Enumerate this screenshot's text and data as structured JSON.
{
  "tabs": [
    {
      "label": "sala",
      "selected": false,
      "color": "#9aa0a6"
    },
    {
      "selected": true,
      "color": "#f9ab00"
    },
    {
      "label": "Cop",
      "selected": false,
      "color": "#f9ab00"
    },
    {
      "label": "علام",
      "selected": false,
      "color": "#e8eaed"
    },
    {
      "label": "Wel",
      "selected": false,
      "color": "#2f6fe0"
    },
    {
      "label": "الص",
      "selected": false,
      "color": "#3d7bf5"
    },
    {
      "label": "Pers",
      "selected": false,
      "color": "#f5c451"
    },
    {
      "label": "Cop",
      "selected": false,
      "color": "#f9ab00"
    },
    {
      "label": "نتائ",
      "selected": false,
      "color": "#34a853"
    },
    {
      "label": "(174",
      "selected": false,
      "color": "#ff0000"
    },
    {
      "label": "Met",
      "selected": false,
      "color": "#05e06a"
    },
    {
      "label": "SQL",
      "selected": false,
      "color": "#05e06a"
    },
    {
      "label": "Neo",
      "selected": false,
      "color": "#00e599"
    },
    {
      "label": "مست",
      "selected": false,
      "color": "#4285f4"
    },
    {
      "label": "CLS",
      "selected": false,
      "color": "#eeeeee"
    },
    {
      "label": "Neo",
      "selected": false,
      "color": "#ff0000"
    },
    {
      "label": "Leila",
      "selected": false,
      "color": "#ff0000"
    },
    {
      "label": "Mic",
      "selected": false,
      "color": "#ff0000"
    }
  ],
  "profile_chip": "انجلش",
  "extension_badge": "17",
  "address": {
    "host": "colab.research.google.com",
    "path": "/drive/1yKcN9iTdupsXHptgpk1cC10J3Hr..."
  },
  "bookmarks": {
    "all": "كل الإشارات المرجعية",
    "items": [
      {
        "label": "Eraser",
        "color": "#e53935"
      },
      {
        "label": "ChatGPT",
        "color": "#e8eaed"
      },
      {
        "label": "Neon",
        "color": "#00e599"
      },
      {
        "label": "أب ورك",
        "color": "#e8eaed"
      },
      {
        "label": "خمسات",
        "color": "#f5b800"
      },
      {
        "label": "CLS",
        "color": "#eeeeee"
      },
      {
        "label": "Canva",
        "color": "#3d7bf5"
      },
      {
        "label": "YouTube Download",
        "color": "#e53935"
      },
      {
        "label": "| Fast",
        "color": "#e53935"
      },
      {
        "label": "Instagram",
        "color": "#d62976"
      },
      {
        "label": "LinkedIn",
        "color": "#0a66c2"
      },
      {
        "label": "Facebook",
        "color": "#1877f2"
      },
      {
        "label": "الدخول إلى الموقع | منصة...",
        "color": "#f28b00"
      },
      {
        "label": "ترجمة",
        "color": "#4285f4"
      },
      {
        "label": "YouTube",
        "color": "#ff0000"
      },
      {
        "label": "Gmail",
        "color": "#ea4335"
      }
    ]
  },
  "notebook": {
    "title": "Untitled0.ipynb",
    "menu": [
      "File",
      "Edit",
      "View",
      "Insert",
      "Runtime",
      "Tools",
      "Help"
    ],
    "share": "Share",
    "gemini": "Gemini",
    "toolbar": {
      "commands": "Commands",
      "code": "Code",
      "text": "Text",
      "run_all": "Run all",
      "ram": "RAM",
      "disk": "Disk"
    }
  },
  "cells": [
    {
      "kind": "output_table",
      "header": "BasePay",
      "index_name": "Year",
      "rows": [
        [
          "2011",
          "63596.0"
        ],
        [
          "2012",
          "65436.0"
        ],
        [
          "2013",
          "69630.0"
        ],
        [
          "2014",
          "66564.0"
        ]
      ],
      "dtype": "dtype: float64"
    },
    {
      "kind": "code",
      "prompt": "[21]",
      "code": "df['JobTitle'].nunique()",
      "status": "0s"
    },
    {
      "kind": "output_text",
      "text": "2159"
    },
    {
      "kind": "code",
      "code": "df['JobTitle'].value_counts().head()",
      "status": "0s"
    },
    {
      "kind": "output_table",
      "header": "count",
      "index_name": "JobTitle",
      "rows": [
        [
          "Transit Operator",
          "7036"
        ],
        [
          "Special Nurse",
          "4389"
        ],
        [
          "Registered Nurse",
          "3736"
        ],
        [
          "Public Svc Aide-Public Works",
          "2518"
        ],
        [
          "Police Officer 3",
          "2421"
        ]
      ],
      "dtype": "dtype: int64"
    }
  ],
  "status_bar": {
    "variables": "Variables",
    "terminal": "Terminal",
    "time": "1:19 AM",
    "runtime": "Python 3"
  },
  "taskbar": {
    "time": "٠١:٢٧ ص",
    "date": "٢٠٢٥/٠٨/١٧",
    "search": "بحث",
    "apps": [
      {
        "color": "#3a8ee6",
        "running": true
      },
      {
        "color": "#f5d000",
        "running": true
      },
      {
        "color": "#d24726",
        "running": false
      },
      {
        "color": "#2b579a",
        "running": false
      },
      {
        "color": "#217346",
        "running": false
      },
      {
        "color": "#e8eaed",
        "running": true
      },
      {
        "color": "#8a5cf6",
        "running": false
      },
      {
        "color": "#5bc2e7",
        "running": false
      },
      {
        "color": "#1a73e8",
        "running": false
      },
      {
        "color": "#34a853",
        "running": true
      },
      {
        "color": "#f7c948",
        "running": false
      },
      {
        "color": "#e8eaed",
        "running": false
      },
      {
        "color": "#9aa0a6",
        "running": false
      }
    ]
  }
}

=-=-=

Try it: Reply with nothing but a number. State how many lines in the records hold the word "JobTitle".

Task result: 3